U.S. employers added a disappointing 210,000 jobs in November, the Labor Department announced Friday, falling well short of expectations for 500,000 or more new hires. At the same time, the unemployment rate fell to a 21-month low of 4.2%, even as more workers returned to the labor market, a positive sign for the strength of the jobs recovery.
Economists emphasized that the hiring numbers and the unemployment rate come from two different surveys, the first focused on businesses and the second on households. The large divergence between the two last month suggests that one of them is missing out on some key data, which will be corrected in future revisions – quite likely to the upside for the job numbers.
“The odds are good that the November total is being underreported — as happened nearly every other month this year,” says The Washington Post’s Phillip Bump, who notes that 2021 has seen an unusual number of large upward revisions, with the economy adding nearly 1 million more jobs this year than initially reported.

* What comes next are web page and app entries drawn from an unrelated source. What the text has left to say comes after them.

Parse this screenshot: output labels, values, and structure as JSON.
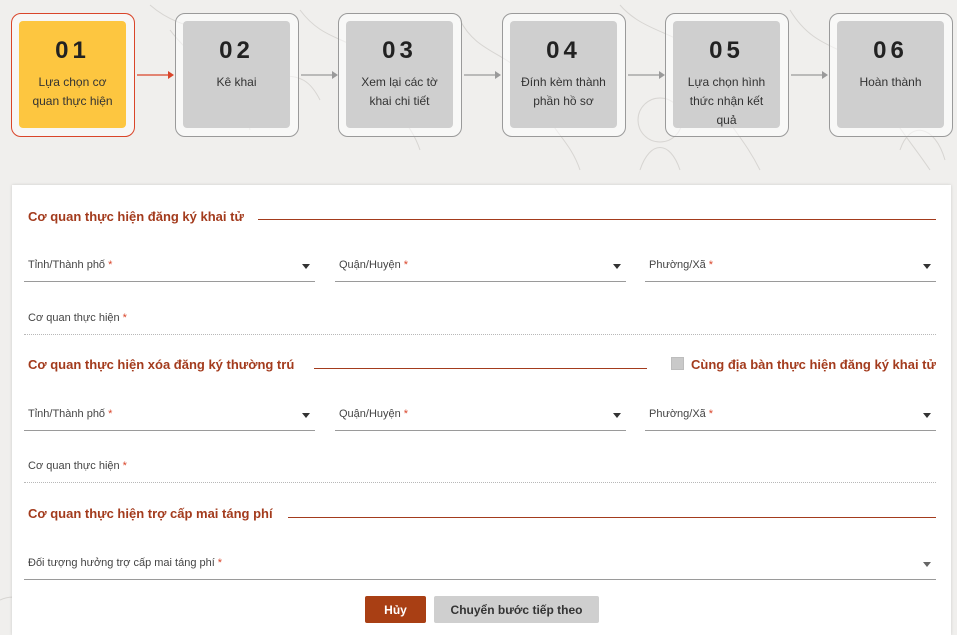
{
  "steps": [
    {
      "num": "01",
      "label": "Lựa chọn cơ quan thực hiện",
      "active": true
    },
    {
      "num": "02",
      "label": "Kê khai",
      "active": false
    },
    {
      "num": "03",
      "label": "Xem lại các tờ khai chi tiết",
      "active": false
    },
    {
      "num": "04",
      "label": "Đính kèm thành phần hồ sơ",
      "active": false
    },
    {
      "num": "05",
      "label": "Lựa chọn hình thức nhận kết quả",
      "active": false
    },
    {
      "num": "06",
      "label": "Hoàn thành",
      "active": false
    }
  ],
  "colors": {
    "accent": "#a33b1d",
    "active_step": "#fdc640",
    "active_border": "#d9452a",
    "inactive_step": "#cfcfcf",
    "cancel_button": "#a93f14",
    "next_button": "#cfcfcf"
  },
  "section1": {
    "title": "Cơ quan thực hiện đăng ký khai tử",
    "province_label": "Tỉnh/Thành phố",
    "district_label": "Quận/Huyện",
    "ward_label": "Phường/Xã",
    "agency_label": "Cơ quan thực hiện",
    "required_mark": "*"
  },
  "section2": {
    "title": "Cơ quan thực hiện xóa đăng ký thường trú",
    "same_area_checkbox_label": "Cùng địa bàn thực hiện đăng ký khai tử",
    "same_area_checked": false,
    "province_label": "Tỉnh/Thành phố",
    "district_label": "Quận/Huyện",
    "ward_label": "Phường/Xã",
    "agency_label": "Cơ quan thực hiện",
    "required_mark": "*"
  },
  "section3": {
    "title": "Cơ quan thực hiện trợ cấp mai táng phí",
    "beneficiary_label": "Đối tượng hưởng trợ cấp mai táng phí",
    "required_mark": "*"
  },
  "buttons": {
    "cancel": "Hủy",
    "next": "Chuyển bước tiếp theo"
  }
}
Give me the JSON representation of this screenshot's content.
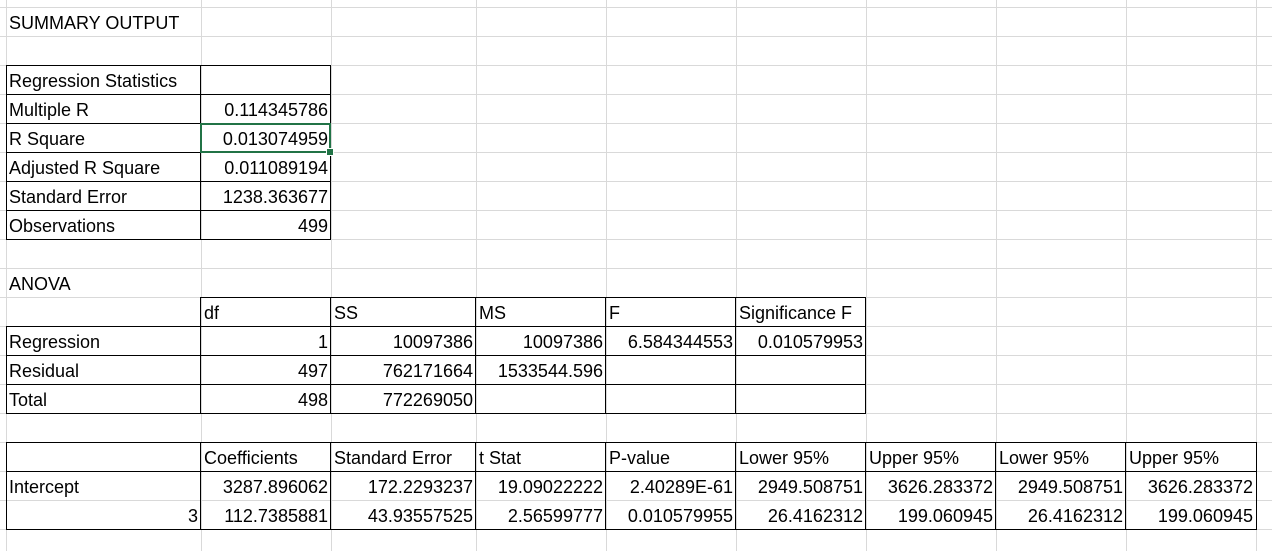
{
  "sheet": {
    "summary_title": "SUMMARY OUTPUT",
    "regression_statistics": {
      "header": "Regression Statistics",
      "rows": [
        {
          "label": "Multiple R",
          "value": "0.114345786"
        },
        {
          "label": "R Square",
          "value": "0.013074959"
        },
        {
          "label": "Adjusted R Square",
          "value": "0.011089194"
        },
        {
          "label": "Standard Error",
          "value": "1238.363677"
        },
        {
          "label": "Observations",
          "value": "499"
        }
      ]
    },
    "anova": {
      "title": "ANOVA",
      "headers": [
        "df",
        "SS",
        "MS",
        "F",
        "Significance F"
      ],
      "rows": [
        {
          "label": "Regression",
          "df": "1",
          "ss": "10097386",
          "ms": "10097386",
          "f": "6.584344553",
          "sig_f": "0.010579953"
        },
        {
          "label": "Residual",
          "df": "497",
          "ss": "762171664",
          "ms": "1533544.596",
          "f": "",
          "sig_f": ""
        },
        {
          "label": "Total",
          "df": "498",
          "ss": "772269050",
          "ms": "",
          "f": "",
          "sig_f": ""
        }
      ]
    },
    "coefficients": {
      "headers": [
        "Coefficients",
        "Standard Error",
        "t Stat",
        "P-value",
        "Lower 95%",
        "Upper 95%",
        "Lower 95%",
        "Upper 95%"
      ],
      "rows": [
        {
          "label": "Intercept",
          "values": [
            "3287.896062",
            "172.2293237",
            "19.09022222",
            "2.40289E-61",
            "2949.508751",
            "3626.283372",
            "2949.508751",
            "3626.283372"
          ]
        },
        {
          "label": "3",
          "values": [
            "112.7385881",
            "43.93557525",
            "2.56599777",
            "0.010579955",
            "26.4162312",
            "199.060945",
            "26.4162312",
            "199.060945"
          ]
        }
      ]
    },
    "selected_cell": "R Square value",
    "selection_color": "#217346"
  }
}
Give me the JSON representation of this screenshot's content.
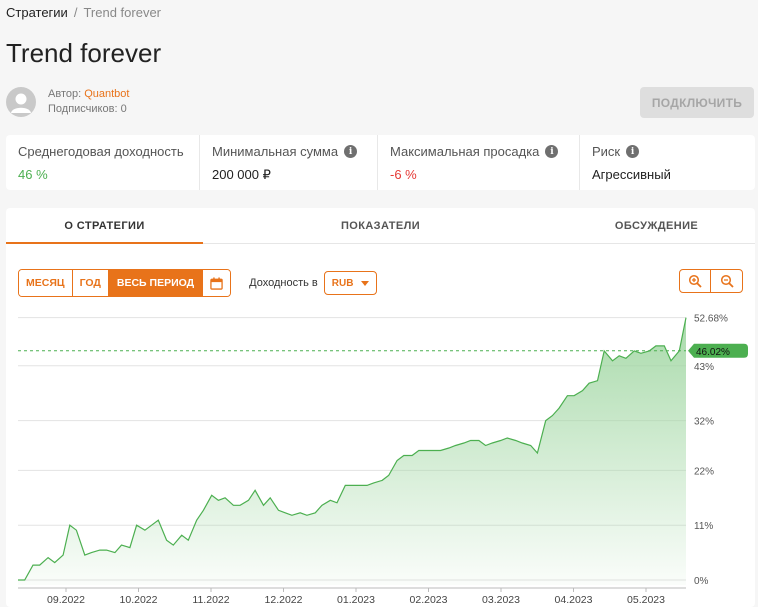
{
  "breadcrumb": {
    "parent": "Стратегии",
    "separator": "/",
    "current": "Trend forever"
  },
  "page": {
    "title": "Trend forever"
  },
  "author": {
    "label": "Автор:",
    "name": "Quantbot",
    "subscribers": "Подписчиков: 0"
  },
  "subscribe_button": "ПОДКЛЮЧИТЬ",
  "stats": [
    {
      "label": "Среднегодовая доходность",
      "value": "46 %",
      "info": false,
      "tone": "green"
    },
    {
      "label": "Минимальная сумма",
      "value": "200 000 ₽",
      "info": true,
      "tone": "normal"
    },
    {
      "label": "Максимальная просадка",
      "value": "-6 %",
      "info": true,
      "tone": "red"
    },
    {
      "label": "Риск",
      "value": "Агрессивный",
      "info": true,
      "tone": "normal"
    }
  ],
  "tabs": [
    "О СТРАТЕГИИ",
    "ПОКАЗАТЕЛИ",
    "ОБСУЖДЕНИЕ"
  ],
  "active_tab": 0,
  "periods": [
    "МЕСЯЦ",
    "ГОД",
    "ВЕСЬ ПЕРИОД"
  ],
  "active_period": 2,
  "yield_label": "Доходность в",
  "currency": "RUB",
  "colors": {
    "accent": "#e8731a",
    "line": "#4caf50",
    "fill": "#9fd6a1"
  },
  "icons": {
    "calendar": "calendar-icon",
    "zoom_in": "zoom-in-icon",
    "zoom_out": "zoom-out-icon",
    "info": "info-icon"
  },
  "chart_data": {
    "type": "area",
    "y_ticks": [
      "0%",
      "11%",
      "22%",
      "32%",
      "43%",
      "52.68%"
    ],
    "y_tick_values": [
      0,
      11,
      22,
      32,
      43,
      52.68
    ],
    "ylim": [
      -1,
      54
    ],
    "x_ticks": [
      "09.2022",
      "10.2022",
      "11.2022",
      "12.2022",
      "01.2023",
      "02.2023",
      "03.2023",
      "04.2023",
      "05.2023"
    ],
    "current_value": 46.02,
    "current_label": "46.02%",
    "grid": true,
    "series": [
      {
        "x": [
          0,
          0.4,
          0.9,
          1.3,
          1.8,
          2.2,
          2.7,
          3.1,
          3.5,
          4.0,
          4.4,
          4.9,
          5.3,
          5.8,
          6.2,
          6.7,
          7.1,
          7.6,
          8.0,
          8.4,
          8.9,
          9.3,
          9.8,
          10.2,
          10.7,
          11.1,
          11.6,
          12.0,
          12.4,
          12.9,
          13.3,
          13.8,
          14.2,
          14.7,
          15.1,
          15.6,
          16.0,
          16.4,
          16.9,
          17.3,
          17.8,
          18.2,
          18.7,
          19.1,
          19.6,
          20.0,
          20.4,
          20.9,
          21.3,
          21.8,
          22.2,
          22.7,
          23.1,
          23.6,
          24.0,
          24.4,
          24.9,
          25.3,
          25.8,
          26.2,
          26.7,
          27.1,
          27.6,
          28.0,
          28.4,
          28.9,
          29.3,
          29.8,
          30.2,
          30.7,
          31.1,
          31.6,
          32.0,
          32.4,
          32.9,
          33.3,
          33.8,
          34.2,
          34.7,
          35.1,
          35.6,
          36.0,
          36.4,
          36.9,
          37.3,
          37.8,
          38.2,
          38.7,
          39.1,
          39.6,
          40.0
        ],
        "y": [
          0,
          0,
          3,
          3,
          4.5,
          3.5,
          5,
          11,
          10,
          5,
          5.5,
          6,
          6,
          5.5,
          7,
          6.5,
          11,
          10,
          11,
          12,
          8,
          7,
          9,
          8,
          12,
          14,
          17,
          16,
          16.5,
          15,
          15,
          16,
          18,
          15,
          16.5,
          14,
          13.5,
          13,
          13.5,
          13,
          13.5,
          15,
          16,
          15.5,
          19,
          19,
          19,
          19,
          19.5,
          20,
          21,
          24,
          25,
          25,
          26,
          26,
          26,
          26,
          26.5,
          27,
          27.5,
          28,
          28,
          27,
          27.5,
          28,
          28.5,
          28,
          27.5,
          27,
          25.5,
          32,
          33,
          34.5,
          37,
          37,
          38,
          39.5,
          40,
          46,
          44,
          45,
          44.5,
          46,
          45.5,
          46,
          47,
          47,
          44,
          46,
          52.68
        ]
      }
    ]
  }
}
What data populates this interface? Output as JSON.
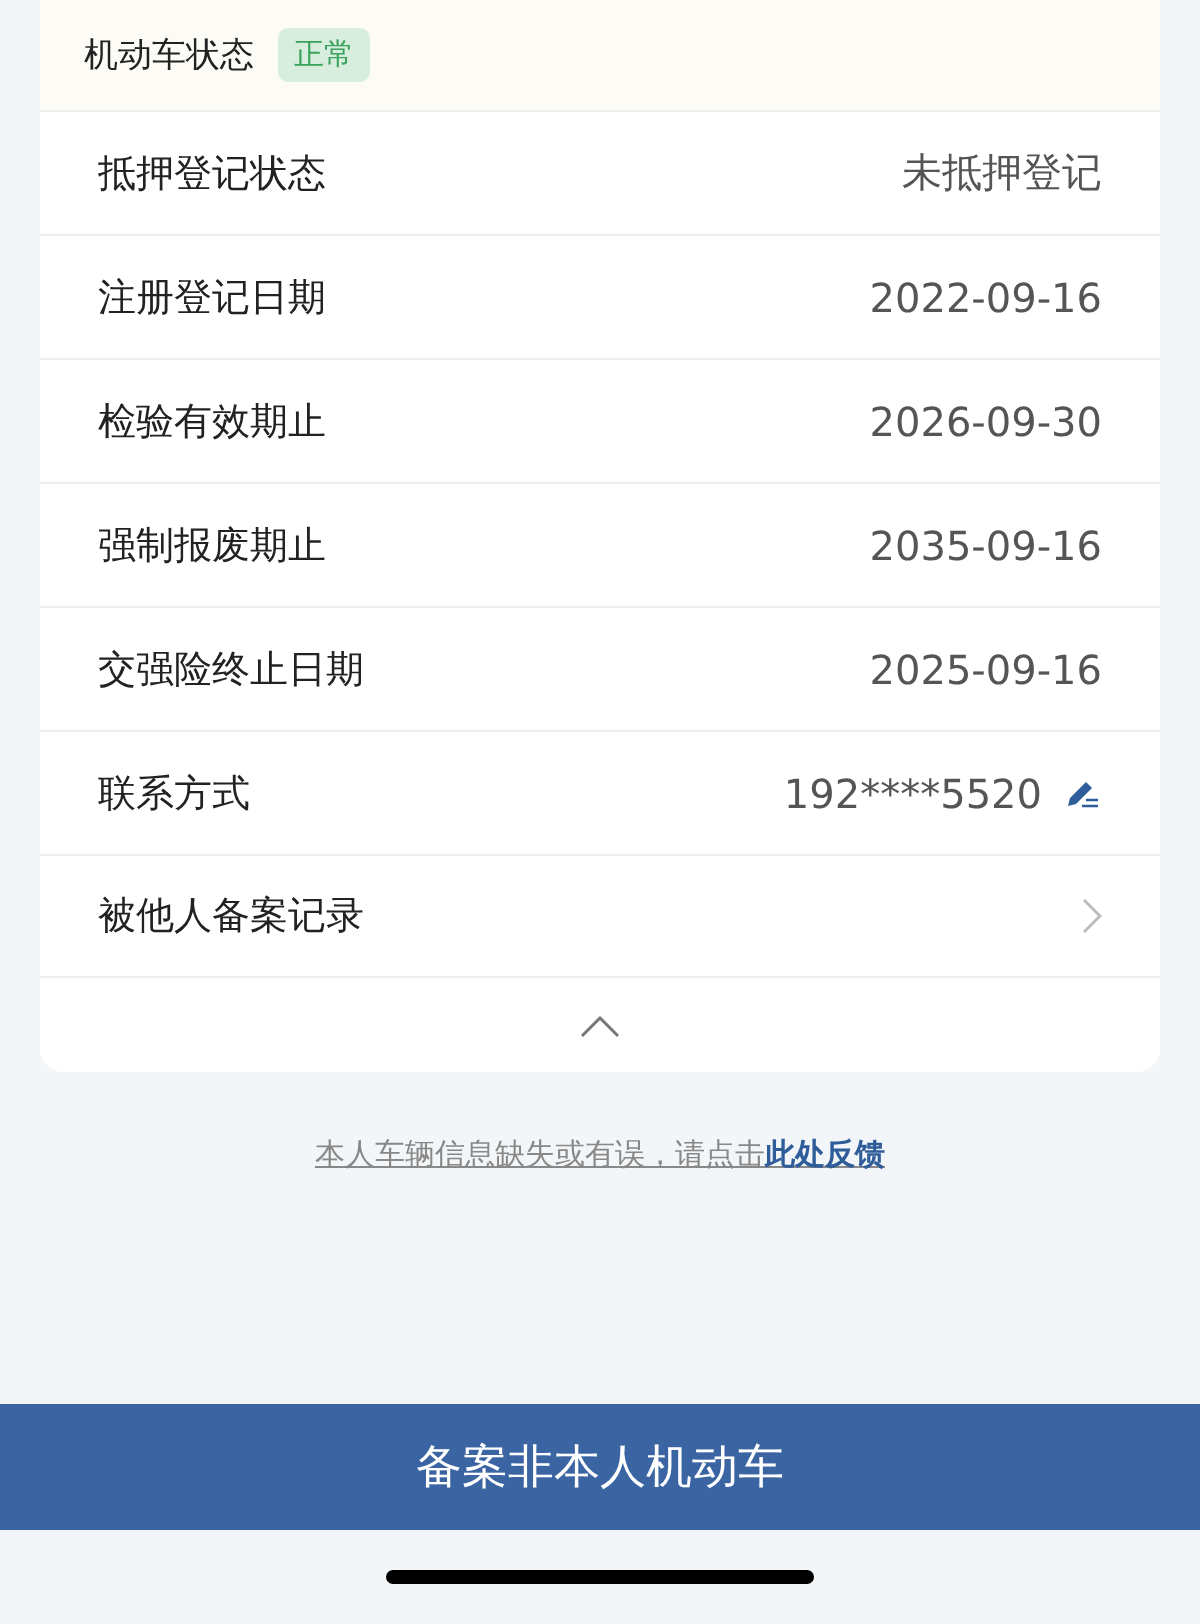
{
  "status": {
    "label": "机动车状态",
    "badge": "正常"
  },
  "rows": [
    {
      "kind": "text",
      "label": "抵押登记状态",
      "value": "未抵押登记"
    },
    {
      "kind": "text",
      "label": "注册登记日期",
      "value": "2022-09-16"
    },
    {
      "kind": "text",
      "label": "检验有效期止",
      "value": "2026-09-30"
    },
    {
      "kind": "text",
      "label": "强制报废期止",
      "value": "2035-09-16"
    },
    {
      "kind": "text",
      "label": "交强险终止日期",
      "value": "2025-09-16"
    },
    {
      "kind": "editable",
      "label": "联系方式",
      "value": "192****5520"
    },
    {
      "kind": "link",
      "label": "被他人备案记录"
    }
  ],
  "collapse": {
    "expanded": true
  },
  "feedback": {
    "text": "本人车辆信息缺失或有误，请点击",
    "link": "此处反馈"
  },
  "action_button": "备案非本人机动车"
}
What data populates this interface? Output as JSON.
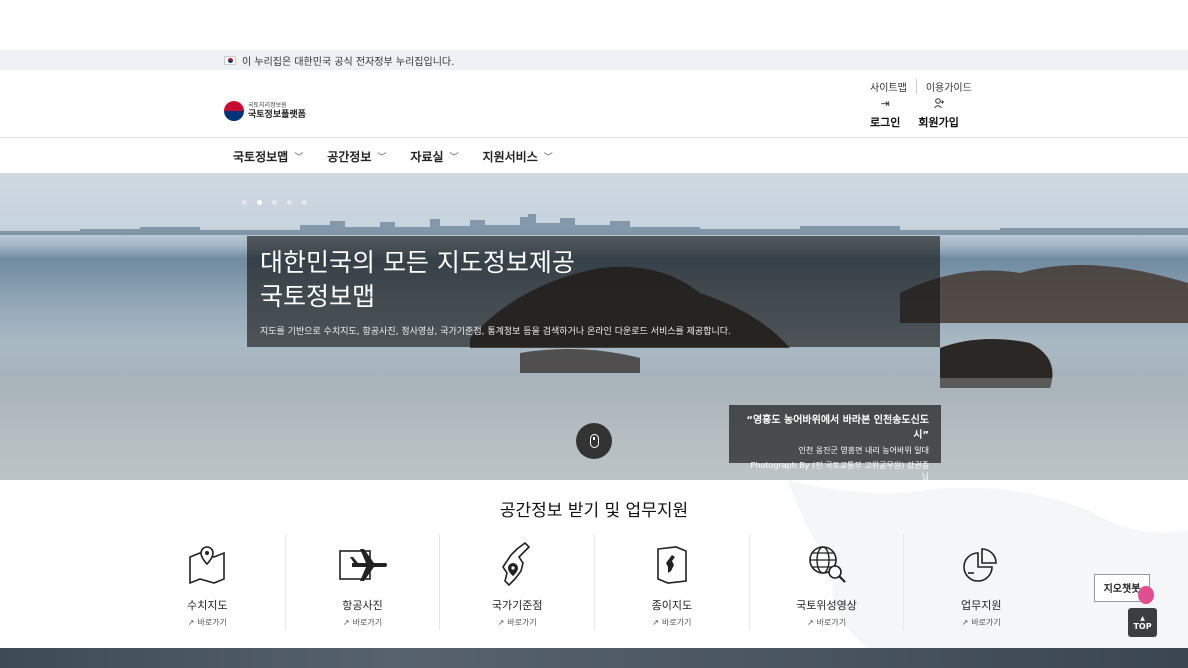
{
  "gov_banner": {
    "text": "이 누리집은 대한민국 공식 전자정부 누리집입니다."
  },
  "logo": {
    "org": "국토지리정보원",
    "name": "국토정보플랫폼"
  },
  "util_links": [
    "사이트맵",
    "이용가이드"
  ],
  "user_actions": {
    "login": "로그인",
    "signup": "회원가입"
  },
  "gnb": [
    "국토정보맵",
    "공간정보",
    "자료실",
    "지원서비스"
  ],
  "hero": {
    "title_line1": "대한민국의 모든 지도정보제공",
    "title_line2": "국토정보맵",
    "description": "지도를 기반으로 수치지도, 항공사진, 정사영상, 국가기준점, 통계정보 등을 검색하거나 온라인 다운로드 서비스를 제공합니다.",
    "slide_count": 5,
    "active_slide": 2,
    "caption_title": "“영흥도 농어바위에서 바라본 인천송도신도시”",
    "caption_location": "인천 옹진군 영흥면 내리 농어바위 일대",
    "caption_credit": "Photograph By (전 국토교통부 고위공무원) 강권중 님"
  },
  "services": {
    "title": "공간정보 받기 및 업무지원",
    "link_label": "바로가기",
    "items": [
      {
        "name": "수치지도",
        "icon": "map-pin-icon"
      },
      {
        "name": "항공사진",
        "icon": "airplane-icon"
      },
      {
        "name": "국가기준점",
        "icon": "korea-map-icon"
      },
      {
        "name": "종이지도",
        "icon": "paper-map-icon"
      },
      {
        "name": "국토위성영상",
        "icon": "globe-search-icon"
      },
      {
        "name": "업무지원",
        "icon": "pie-chart-icon"
      }
    ]
  },
  "chatbot": {
    "label": "지오챗봇"
  },
  "top_button": {
    "label": "TOP"
  },
  "colors": {
    "dark_overlay": "#141414",
    "top_button": "#3b3f44",
    "banner_bg": "#eef1f5"
  }
}
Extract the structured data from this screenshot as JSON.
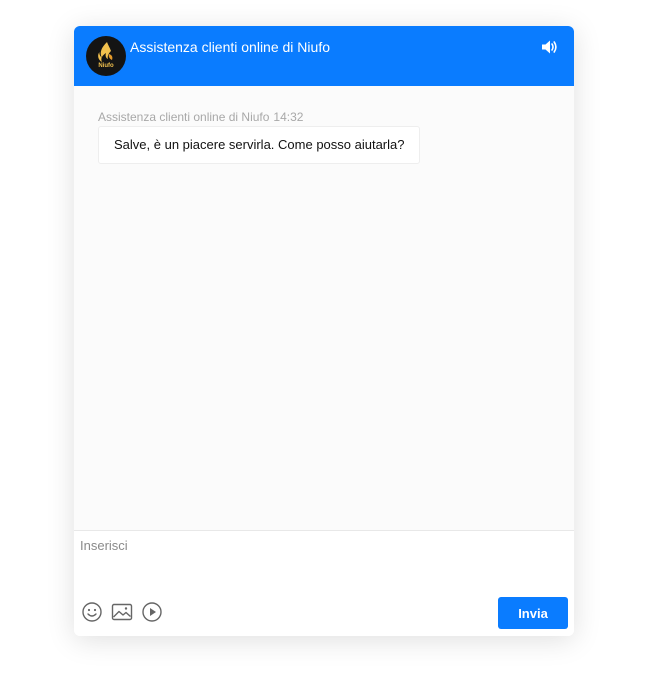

Biden talks up report: Not surprisingly, the White House is emphasizing the good news in the unemployment rate, which fell four-tenths of a percentage point from the month before, and avoided talking about the raw job numbers.
“Today we got the incredible news that our unemployment rate has fallen to 4.2%,” President Joe Biden said Friday. “At this point in the year, we’re looking at the sharpest one-year decline in unemployment ever. Simply put, American is back to work and our jobs recovery is going very strong.”
Many analysts agree with the more upbeat assessment, saying that the payroll numbers tend to be noisy. “Don't be fooled by the measly payroll jobs gain this month because the economy's engines are actually in overdrive as shown by the plunge in joblessness," Christopher Rupkey, chief economist at FWDBONDS, told Reuters.
Still, the labor market has a long way to go until it recovers all of its pandemic losses, and that could be a problem for Biden and for Democrats as they head into an election year. According to economists Jason Furman and Wilson Powell III, the U.S. economy is still 5 million jobs shy of the pre-pandemic trend – and the Omicron variant of Covid-19 could make it that much harder to close that gap.